Aviva Investors  

Aviva Investors CEO warns directors over sustainability targets

Aviva Investors CEO warns directors over sustainability targets
Mark Versey, chief executive, Aviva Investors

The chief executive of Aviva Investors has warned it will take action against company directors if they do not meet its expectations on sustainability improvements.

In a letter sent to 1,500 companies in which Aviva Investors is invested, Mark Versey said the fund house will focus on their performances against four themes: biodiversity, human rights, climate and executive pay.

He said the company would hold both boards and individual directors accountable at companies "where the pace of change on climate, biodiversity and human rights does not exhibit sufficient urgency".

“We acknowledge the magnitude of many of these challenges and will evaluate companies on the  strength of their commitments and their ability to demonstrate progress over time,” Versey added.

“We want to encourage companies to consider the whole picture of sustainability because this is how they will create the greatest return for shareholders, while helping to build a better future for society.”

Versey’s letter highlights the potential impact asset managers could have on the companies they are invested in.

Last year a charity criticised the UK asset management industry, saying it was "failing" to resolve the vast majority of social and environmental issues in the companies they were invested in.

Data from ShareAction showed that of a selection of 169 shareholder proposals, only 21 per cent of environmental and social resolutions received more than 50 per cent of shareholder support.

Aviva Investors, which has £262bn in assets under management, voted against the re-election of directors at 137 companies for lack of progress on ethnic diversity, and at 85 companies due to human rights concerns.

Integrated approaches needed

Versey highlighted that the fund house will not look kindly on companies that focus on just one area of sustainability, saying it would be a “less effective approach” as it may trigger “negative impacts” that would undermine another aspect of the transition to a sustainable economy.

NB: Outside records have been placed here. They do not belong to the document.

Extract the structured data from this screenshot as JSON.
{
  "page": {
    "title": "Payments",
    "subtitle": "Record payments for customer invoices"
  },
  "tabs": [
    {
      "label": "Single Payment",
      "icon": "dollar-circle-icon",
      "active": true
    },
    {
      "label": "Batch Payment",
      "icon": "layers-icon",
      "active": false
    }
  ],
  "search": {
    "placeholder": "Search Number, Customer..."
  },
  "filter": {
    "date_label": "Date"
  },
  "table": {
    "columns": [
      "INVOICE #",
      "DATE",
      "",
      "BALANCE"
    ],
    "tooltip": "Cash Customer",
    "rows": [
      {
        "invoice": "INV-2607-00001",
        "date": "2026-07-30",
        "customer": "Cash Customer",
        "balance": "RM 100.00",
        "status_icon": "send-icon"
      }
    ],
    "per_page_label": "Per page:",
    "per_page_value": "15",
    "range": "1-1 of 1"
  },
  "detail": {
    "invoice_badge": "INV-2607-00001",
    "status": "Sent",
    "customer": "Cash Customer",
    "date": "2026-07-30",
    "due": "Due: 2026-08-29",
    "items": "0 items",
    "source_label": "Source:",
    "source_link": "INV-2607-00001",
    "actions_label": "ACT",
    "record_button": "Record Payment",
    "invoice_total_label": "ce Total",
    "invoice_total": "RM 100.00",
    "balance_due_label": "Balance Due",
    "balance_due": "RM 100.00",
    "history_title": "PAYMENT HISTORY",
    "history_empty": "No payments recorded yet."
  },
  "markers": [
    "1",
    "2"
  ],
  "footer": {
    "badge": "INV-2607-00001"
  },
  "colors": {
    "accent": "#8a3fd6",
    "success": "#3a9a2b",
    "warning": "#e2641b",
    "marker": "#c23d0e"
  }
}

“Simply cutting emissions but allowing the destruction of the rainforest to continue will do little to reverse global warming. Companies need to adopt an integrated approach for maximum benefit,” he said.

One of the areas Aviva Investors wants firms to focus on is linking executive pay to how effectively firms align with its sustainability goals. 

These goals include all businesses developing climate transition plans, with those firms in higher-impact sectors presenting them for shareholder approval.

Firms should aim to halve their global greenhouse emissions by 2030, and work towards net-zero emissions in 2050, it said. The firm added it also expects companies to develop biodiversity action plans, as well as assessing the potential human rights risks of their business activities.